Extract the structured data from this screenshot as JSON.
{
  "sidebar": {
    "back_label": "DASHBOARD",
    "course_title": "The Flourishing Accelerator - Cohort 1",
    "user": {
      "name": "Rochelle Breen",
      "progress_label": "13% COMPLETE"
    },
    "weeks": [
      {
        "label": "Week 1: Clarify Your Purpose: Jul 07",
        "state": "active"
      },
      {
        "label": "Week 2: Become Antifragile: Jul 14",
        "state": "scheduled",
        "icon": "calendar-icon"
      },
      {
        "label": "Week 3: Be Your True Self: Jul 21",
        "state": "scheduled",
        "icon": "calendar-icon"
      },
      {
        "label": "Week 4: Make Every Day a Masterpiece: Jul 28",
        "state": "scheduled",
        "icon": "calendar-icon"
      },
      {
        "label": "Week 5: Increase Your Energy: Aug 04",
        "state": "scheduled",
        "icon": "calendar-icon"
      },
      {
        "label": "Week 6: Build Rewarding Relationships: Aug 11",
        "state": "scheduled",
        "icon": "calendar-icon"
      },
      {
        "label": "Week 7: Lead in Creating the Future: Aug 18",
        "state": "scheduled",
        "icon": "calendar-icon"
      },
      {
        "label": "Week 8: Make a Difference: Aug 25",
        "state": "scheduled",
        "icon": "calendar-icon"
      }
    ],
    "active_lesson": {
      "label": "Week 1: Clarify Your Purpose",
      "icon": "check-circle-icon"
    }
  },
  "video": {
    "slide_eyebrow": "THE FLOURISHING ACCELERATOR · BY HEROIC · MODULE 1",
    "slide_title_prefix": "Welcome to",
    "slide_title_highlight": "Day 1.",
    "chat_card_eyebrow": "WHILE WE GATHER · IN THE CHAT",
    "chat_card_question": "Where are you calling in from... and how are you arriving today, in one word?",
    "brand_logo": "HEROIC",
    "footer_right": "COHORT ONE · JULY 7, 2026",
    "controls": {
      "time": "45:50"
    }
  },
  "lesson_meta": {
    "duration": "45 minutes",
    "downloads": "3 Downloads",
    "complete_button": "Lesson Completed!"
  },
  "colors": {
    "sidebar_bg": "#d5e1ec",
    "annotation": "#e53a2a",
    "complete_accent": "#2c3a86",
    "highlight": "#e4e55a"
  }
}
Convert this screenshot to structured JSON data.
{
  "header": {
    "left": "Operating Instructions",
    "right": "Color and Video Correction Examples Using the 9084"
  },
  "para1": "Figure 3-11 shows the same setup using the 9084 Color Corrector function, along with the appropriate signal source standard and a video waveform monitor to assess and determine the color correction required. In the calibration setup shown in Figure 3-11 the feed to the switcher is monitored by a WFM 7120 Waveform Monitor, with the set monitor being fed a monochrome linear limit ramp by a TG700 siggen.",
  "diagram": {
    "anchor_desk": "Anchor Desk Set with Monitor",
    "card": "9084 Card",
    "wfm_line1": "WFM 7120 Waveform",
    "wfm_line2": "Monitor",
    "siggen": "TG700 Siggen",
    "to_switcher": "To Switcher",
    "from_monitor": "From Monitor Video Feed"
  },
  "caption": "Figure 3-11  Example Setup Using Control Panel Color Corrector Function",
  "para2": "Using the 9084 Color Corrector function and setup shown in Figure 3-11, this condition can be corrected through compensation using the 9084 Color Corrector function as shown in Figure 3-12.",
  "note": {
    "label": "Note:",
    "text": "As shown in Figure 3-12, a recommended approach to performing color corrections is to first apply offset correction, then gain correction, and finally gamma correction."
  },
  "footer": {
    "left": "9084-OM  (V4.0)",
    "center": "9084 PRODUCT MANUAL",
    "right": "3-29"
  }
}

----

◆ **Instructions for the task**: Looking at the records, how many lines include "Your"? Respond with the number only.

◆ **Solved exercise**: 4